The crew of a colony ship takes a detour to land on a habitable world and trace the mysterious transmission belonging to the android David (Fassbender). As expected, all is not what it seems and the crew is almost immediately put into jeopardy.
For fans who wanted more answers from Prometheus, there is a surprising amount of carryover to serve as a resolution for the prior film. There are a few big reveals, particularly about the xenomorph evolution, but the overall Alien storyline is moved just mere inches forward, slightly closer to the events of the 1979 original. The biggest problem with Covenant is that it’s too pedestrian for far too often. It sticks pretty close to the formula we’ll all familiar with, so we know it’s only a matter of time before the xenomorphs hit the fan. There is a dearth of memorable scenes here. The characters in Covenant aren’t that much smarter and make their fair share of stupid decisions (hey, let’s ignore the existence of wheat on an alien world or the possibility of killer microbes being in this breathable air). There’s just more of them to be killed off. The movie doesn’t really bother getting to know a far majority of them, consigned to the fact that they’re only here to be later ripped apart and exploded in gore.
Katherine Waterston (Fantastic Beasts and Where to Find Them) does a fine job as a Ripley replacement. Danny McBride (Eastbound and Down) has some effective dramatic moments too. But the best reason to watch Covenant, an altogether middling Alien sequel/prequel, is for twice the Fassbender robot action (there’s a Fassbender-on-Fassbender kiss, which likely will break Tumblr). Alien: Covenant is a missed opportunity of a movie hampered by a disappointingly predictable script, tedious characters, and a lack of strong set pieces.
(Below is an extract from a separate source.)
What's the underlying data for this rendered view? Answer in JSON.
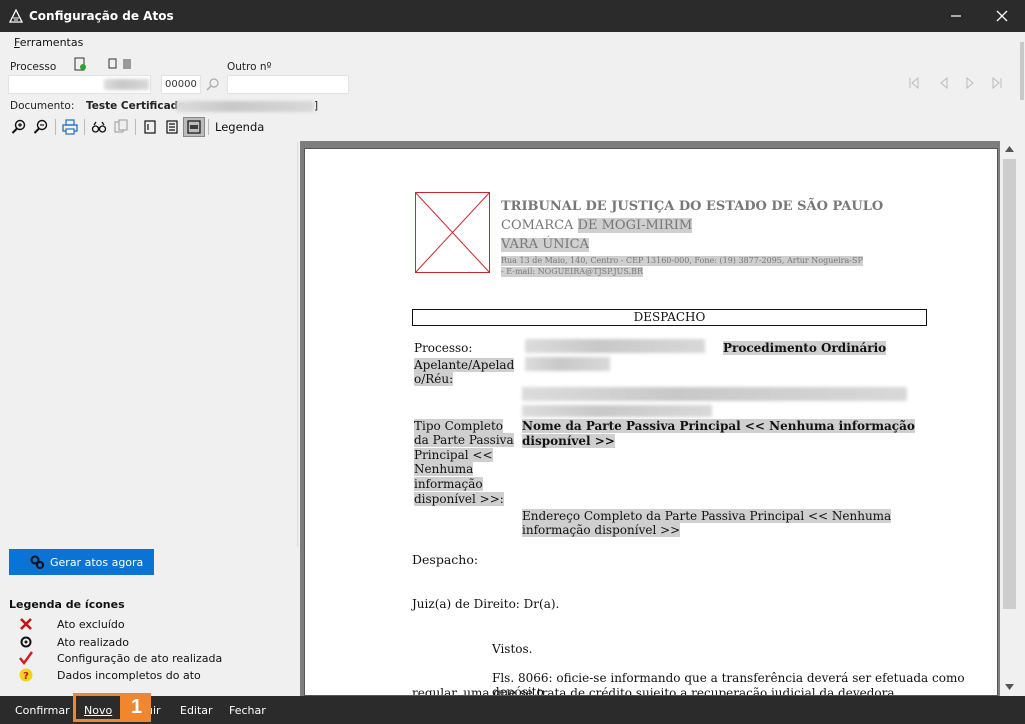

It’s acceptable entertainment but not much more. The moral: don’t be a dick to robots.
Nate’s Grade: C+
— Nate Zoebl